▶ [WHAT IS EXPECTED] If a line in the records below contains the word "JSON", copy it out.

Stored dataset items
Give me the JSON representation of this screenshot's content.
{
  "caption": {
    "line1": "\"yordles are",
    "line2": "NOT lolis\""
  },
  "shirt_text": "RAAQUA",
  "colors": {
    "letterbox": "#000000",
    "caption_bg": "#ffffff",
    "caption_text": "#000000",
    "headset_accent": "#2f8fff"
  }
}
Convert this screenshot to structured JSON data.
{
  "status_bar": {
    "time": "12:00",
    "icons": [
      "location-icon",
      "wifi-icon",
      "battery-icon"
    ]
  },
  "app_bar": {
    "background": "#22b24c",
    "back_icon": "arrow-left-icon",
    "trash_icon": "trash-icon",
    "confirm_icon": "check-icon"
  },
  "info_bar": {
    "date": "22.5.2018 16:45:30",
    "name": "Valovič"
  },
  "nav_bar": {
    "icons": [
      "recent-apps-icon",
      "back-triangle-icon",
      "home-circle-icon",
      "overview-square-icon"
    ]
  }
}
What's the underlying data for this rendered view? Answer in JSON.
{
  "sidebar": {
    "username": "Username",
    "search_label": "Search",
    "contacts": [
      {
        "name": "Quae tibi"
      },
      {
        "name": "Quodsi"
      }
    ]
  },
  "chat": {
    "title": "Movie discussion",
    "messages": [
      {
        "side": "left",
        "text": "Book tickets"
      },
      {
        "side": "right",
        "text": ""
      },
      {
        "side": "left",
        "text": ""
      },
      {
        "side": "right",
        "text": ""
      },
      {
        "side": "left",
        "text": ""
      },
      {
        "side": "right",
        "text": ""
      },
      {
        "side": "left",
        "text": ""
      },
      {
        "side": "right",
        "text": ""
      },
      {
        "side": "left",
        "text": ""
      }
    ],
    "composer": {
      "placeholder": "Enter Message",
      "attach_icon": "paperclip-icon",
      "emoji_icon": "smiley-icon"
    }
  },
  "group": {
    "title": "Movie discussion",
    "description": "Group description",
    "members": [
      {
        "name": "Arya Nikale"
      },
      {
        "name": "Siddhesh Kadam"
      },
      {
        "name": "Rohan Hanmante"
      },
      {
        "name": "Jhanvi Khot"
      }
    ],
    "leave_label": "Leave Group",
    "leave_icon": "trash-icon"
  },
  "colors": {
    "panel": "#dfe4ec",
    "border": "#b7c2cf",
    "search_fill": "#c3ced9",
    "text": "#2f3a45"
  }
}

▶ [SOLUTION]
Give me the JSON representation of this screenshot's content.
Convert this screenshot to structured JSON data.
What's the underlying data for this rendered view? Answer in JSON.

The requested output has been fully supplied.